These are by no means full-stop solutions. Ohio Senator Jay Hottinger affirms this by saying, “We’re not going to be able to legislate our way out this epidemic. But this will save lives because it will slow the pipeline of addiction caused by overprescribing.” Epidemics on a scale like this require more than ink on paper. But the direction is hopeful, and the effort is certainly not wasted. In fact, even before these latest efforts were put into place, opioid dosage rates were decreasing in Ohio. The year 2012 saw a peak of 793 million pills dispensed, but that number is down to 631 million as of last year, a 20.4 percent decrease. It can only be surmised that the newest 2017 regulations will continue this downward trend.

Even More Efforts

In July 2016, Cleveland-based station WKYC reported that upward of 2,200 lives have been saved by naloxone.

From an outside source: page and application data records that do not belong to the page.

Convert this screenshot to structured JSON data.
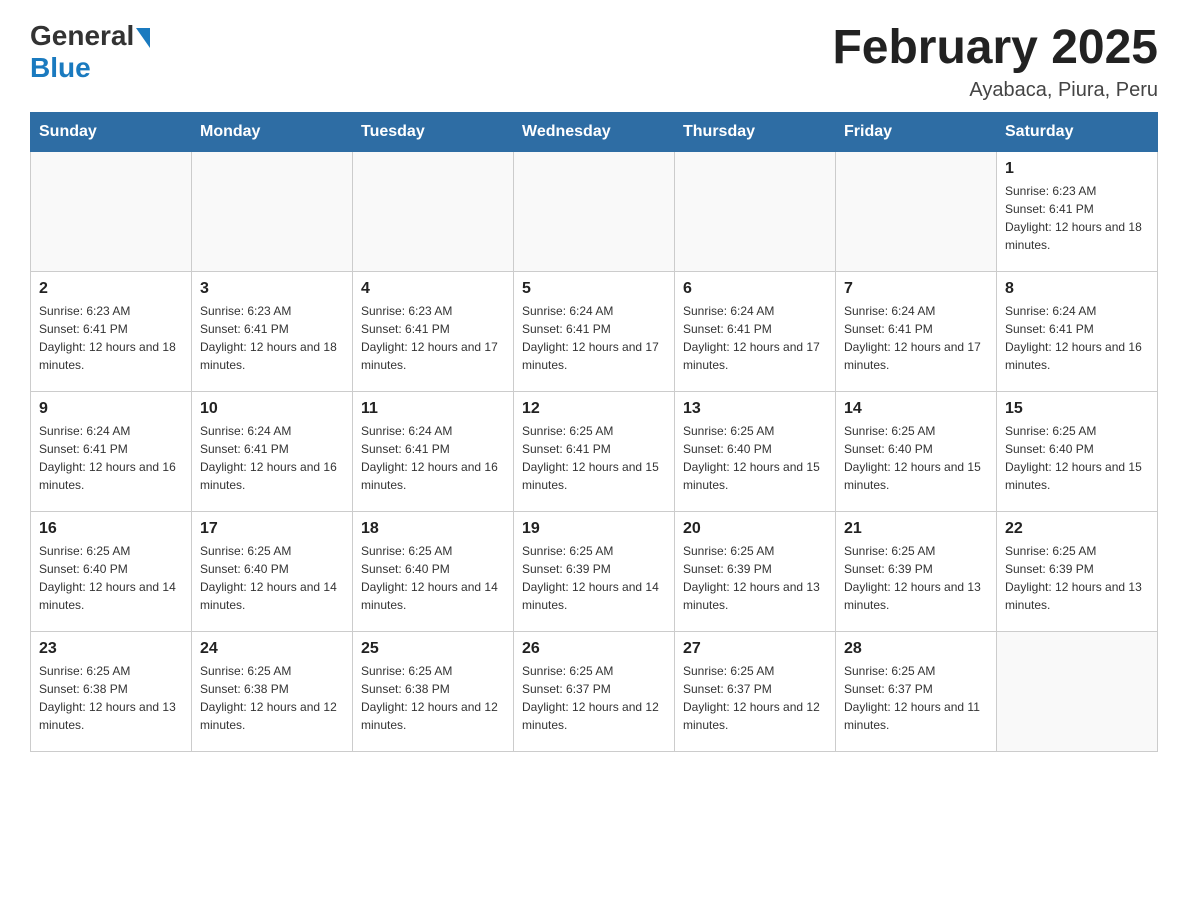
{
  "logo": {
    "general": "General",
    "blue": "Blue"
  },
  "title": {
    "month_year": "February 2025",
    "location": "Ayabaca, Piura, Peru"
  },
  "weekdays": [
    "Sunday",
    "Monday",
    "Tuesday",
    "Wednesday",
    "Thursday",
    "Friday",
    "Saturday"
  ],
  "weeks": [
    [
      {
        "day": "",
        "info": ""
      },
      {
        "day": "",
        "info": ""
      },
      {
        "day": "",
        "info": ""
      },
      {
        "day": "",
        "info": ""
      },
      {
        "day": "",
        "info": ""
      },
      {
        "day": "",
        "info": ""
      },
      {
        "day": "1",
        "info": "Sunrise: 6:23 AM\nSunset: 6:41 PM\nDaylight: 12 hours and 18 minutes."
      }
    ],
    [
      {
        "day": "2",
        "info": "Sunrise: 6:23 AM\nSunset: 6:41 PM\nDaylight: 12 hours and 18 minutes."
      },
      {
        "day": "3",
        "info": "Sunrise: 6:23 AM\nSunset: 6:41 PM\nDaylight: 12 hours and 18 minutes."
      },
      {
        "day": "4",
        "info": "Sunrise: 6:23 AM\nSunset: 6:41 PM\nDaylight: 12 hours and 17 minutes."
      },
      {
        "day": "5",
        "info": "Sunrise: 6:24 AM\nSunset: 6:41 PM\nDaylight: 12 hours and 17 minutes."
      },
      {
        "day": "6",
        "info": "Sunrise: 6:24 AM\nSunset: 6:41 PM\nDaylight: 12 hours and 17 minutes."
      },
      {
        "day": "7",
        "info": "Sunrise: 6:24 AM\nSunset: 6:41 PM\nDaylight: 12 hours and 17 minutes."
      },
      {
        "day": "8",
        "info": "Sunrise: 6:24 AM\nSunset: 6:41 PM\nDaylight: 12 hours and 16 minutes."
      }
    ],
    [
      {
        "day": "9",
        "info": "Sunrise: 6:24 AM\nSunset: 6:41 PM\nDaylight: 12 hours and 16 minutes."
      },
      {
        "day": "10",
        "info": "Sunrise: 6:24 AM\nSunset: 6:41 PM\nDaylight: 12 hours and 16 minutes."
      },
      {
        "day": "11",
        "info": "Sunrise: 6:24 AM\nSunset: 6:41 PM\nDaylight: 12 hours and 16 minutes."
      },
      {
        "day": "12",
        "info": "Sunrise: 6:25 AM\nSunset: 6:41 PM\nDaylight: 12 hours and 15 minutes."
      },
      {
        "day": "13",
        "info": "Sunrise: 6:25 AM\nSunset: 6:40 PM\nDaylight: 12 hours and 15 minutes."
      },
      {
        "day": "14",
        "info": "Sunrise: 6:25 AM\nSunset: 6:40 PM\nDaylight: 12 hours and 15 minutes."
      },
      {
        "day": "15",
        "info": "Sunrise: 6:25 AM\nSunset: 6:40 PM\nDaylight: 12 hours and 15 minutes."
      }
    ],
    [
      {
        "day": "16",
        "info": "Sunrise: 6:25 AM\nSunset: 6:40 PM\nDaylight: 12 hours and 14 minutes."
      },
      {
        "day": "17",
        "info": "Sunrise: 6:25 AM\nSunset: 6:40 PM\nDaylight: 12 hours and 14 minutes."
      },
      {
        "day": "18",
        "info": "Sunrise: 6:25 AM\nSunset: 6:40 PM\nDaylight: 12 hours and 14 minutes."
      },
      {
        "day": "19",
        "info": "Sunrise: 6:25 AM\nSunset: 6:39 PM\nDaylight: 12 hours and 14 minutes."
      },
      {
        "day": "20",
        "info": "Sunrise: 6:25 AM\nSunset: 6:39 PM\nDaylight: 12 hours and 13 minutes."
      },
      {
        "day": "21",
        "info": "Sunrise: 6:25 AM\nSunset: 6:39 PM\nDaylight: 12 hours and 13 minutes."
      },
      {
        "day": "22",
        "info": "Sunrise: 6:25 AM\nSunset: 6:39 PM\nDaylight: 12 hours and 13 minutes."
      }
    ],
    [
      {
        "day": "23",
        "info": "Sunrise: 6:25 AM\nSunset: 6:38 PM\nDaylight: 12 hours and 13 minutes."
      },
      {
        "day": "24",
        "info": "Sunrise: 6:25 AM\nSunset: 6:38 PM\nDaylight: 12 hours and 12 minutes."
      },
      {
        "day": "25",
        "info": "Sunrise: 6:25 AM\nSunset: 6:38 PM\nDaylight: 12 hours and 12 minutes."
      },
      {
        "day": "26",
        "info": "Sunrise: 6:25 AM\nSunset: 6:37 PM\nDaylight: 12 hours and 12 minutes."
      },
      {
        "day": "27",
        "info": "Sunrise: 6:25 AM\nSunset: 6:37 PM\nDaylight: 12 hours and 12 minutes."
      },
      {
        "day": "28",
        "info": "Sunrise: 6:25 AM\nSunset: 6:37 PM\nDaylight: 12 hours and 11 minutes."
      },
      {
        "day": "",
        "info": ""
      }
    ]
  ]
}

The correlation is apparent: more access to naloxone means less overdose deaths. However, this is anything but a cure-all and should not be described as such. Naloxone is neither 100 percent effective in counteracting an overdose nor effective in helping against non-opioid overdoses. It is simply one tool in the arsenal against overdoses. And speaking of tools for this fight, The Opiate Action Team is an invaluable resource that comes with strategies of its own to combat the underlying causes of the Ohio epidemic.

Lawmakers and Lifesavers Alike

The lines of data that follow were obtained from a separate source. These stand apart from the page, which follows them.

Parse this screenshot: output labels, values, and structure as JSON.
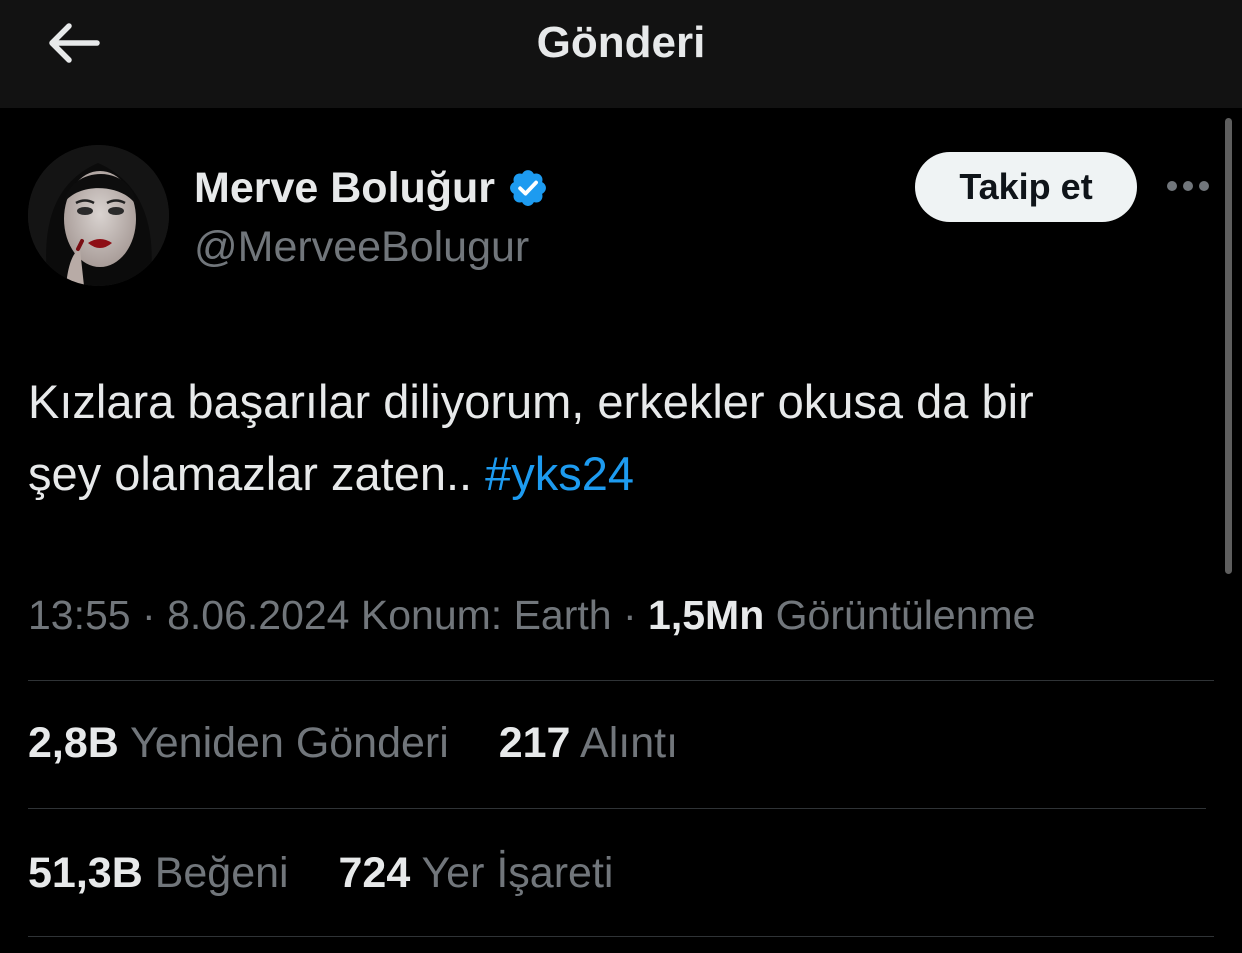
{
  "header": {
    "title": "Gönderi",
    "back_icon": "arrow-left-icon"
  },
  "author": {
    "display_name": "Merve Boluğur",
    "handle": "@MerveeBolugur",
    "verified_icon": "verified-badge-icon",
    "verified_color": "#1d9bf0"
  },
  "actions": {
    "follow_label": "Takip et",
    "more_icon": "more-horizontal-icon"
  },
  "tweet": {
    "text_line1": "Kızlara başarılar diliyorum, erkekler okusa da bir",
    "text_line2": "şey olamazlar zaten.. ",
    "hashtag": "#yks24"
  },
  "meta": {
    "time": "13:55",
    "separator": "·",
    "date": "8.06.2024",
    "location": "Konum: Earth",
    "views_count": "1,5Mn",
    "views_label": "Görüntülenme"
  },
  "stats": {
    "reposts_count": "2,8B",
    "reposts_label": "Yeniden Gönderi",
    "quotes_count": "217",
    "quotes_label": "Alıntı",
    "likes_count": "51,3B",
    "likes_label": "Beğeni",
    "bookmarks_count": "724",
    "bookmarks_label": "Yer İşareti"
  },
  "colors": {
    "background": "#000000",
    "header_background": "#121212",
    "text_primary": "#e7e9ea",
    "text_secondary": "#71767b",
    "accent": "#1d9bf0",
    "divider": "#2f3336"
  }
}
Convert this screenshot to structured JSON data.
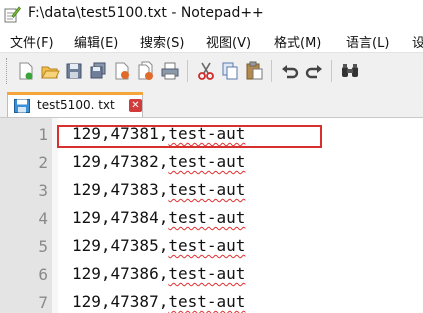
{
  "window": {
    "title": "F:\\data\\test5100.txt - Notepad++"
  },
  "menu": [
    "文件(F)",
    "编辑(E)",
    "搜索(S)",
    "视图(V)",
    "格式(M)",
    "语言(L)",
    "设"
  ],
  "toolbar": {
    "icons": [
      "new-file-icon",
      "open-file-icon",
      "save-icon",
      "save-all-icon",
      "close-icon",
      "close-all-icon",
      "print-icon",
      "cut-icon",
      "copy-icon",
      "paste-icon",
      "undo-icon",
      "redo-icon",
      "find-icon"
    ]
  },
  "tab": {
    "label": "test5100. txt",
    "close_glyph": "✕"
  },
  "editor": {
    "lines": [
      {
        "number": "1",
        "prefix": "129,47381,",
        "suffix": "test-aut"
      },
      {
        "number": "2",
        "prefix": "129,47382,",
        "suffix": "test-aut"
      },
      {
        "number": "3",
        "prefix": "129,47383,",
        "suffix": "test-aut"
      },
      {
        "number": "4",
        "prefix": "129,47384,",
        "suffix": "test-aut"
      },
      {
        "number": "5",
        "prefix": "129,47385,",
        "suffix": "test-aut"
      },
      {
        "number": "6",
        "prefix": "129,47386,",
        "suffix": "test-aut"
      },
      {
        "number": "7",
        "prefix": "129,47387,",
        "suffix": "test-aut"
      }
    ]
  },
  "colors": {
    "highlight": "#d7302e",
    "tab_accent": "#f6a53c",
    "close": "#d23b3b"
  }
}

Overall, less opioids on Ohio’s streets might sound great to you. But, perhaps you or someone who know is suffering from illnesses where such painkillers are a necessity. Not to worry: Physicians have mirrored these concerns. The Ohio State Medical Association and its health practitioners want to address the epidemic without tying doctors’ hands — after all, every patient’s needs are different. Fortunately, the new rules and regulations take the patient perspective into account. Just as this is not a cookie-cutter problem, the solutions are not one size fits all. A necessary gray area exists so that professionals may approach care on a case-by-case basis. The hope is to strike a fair balance between the number of pills needed for pain while limiting the number of leftovers for recreational use.

As of March 30, 2017, physicians can only prescribe up to seven days of painkillers at a time. This is a vast departure from the 90-day prescriptions that came before, and the loopholes are continuing to tighten. All opioids now require a legitimate reason based on a patient’s medical record before prescribing. Plus, there must be proper reporting in the Ohio Automated Rx Reporting System (OARRS). It’s estimated that these proposed limits will lead to 109 million fewer doses. Interestingly enough, these regulations aren’t coming directly from the state government. Ohio’s medical community established these limits for itself. This is a hopeful sign of their intention for changing a corrupted system.

From colleges to jails and homeless shelters to courthouses, there are changes happening in Ohio. And there are more to come. The epidemic is facing opposition from all sides: new bills from legislators, increased regulations by doctors and reinvigorated community efforts across the state. This crisis may have a firm grip on Ohioans today, but it’s hold won’t last forever.

If you or someone you know is struggling with opioid use, know there is always hope. While new laws and regulations are addressing the drugs themselves, The Recovery Village® Columbus is here to help you deal with the aftermath of addiction. Recovery is possible, Ohio.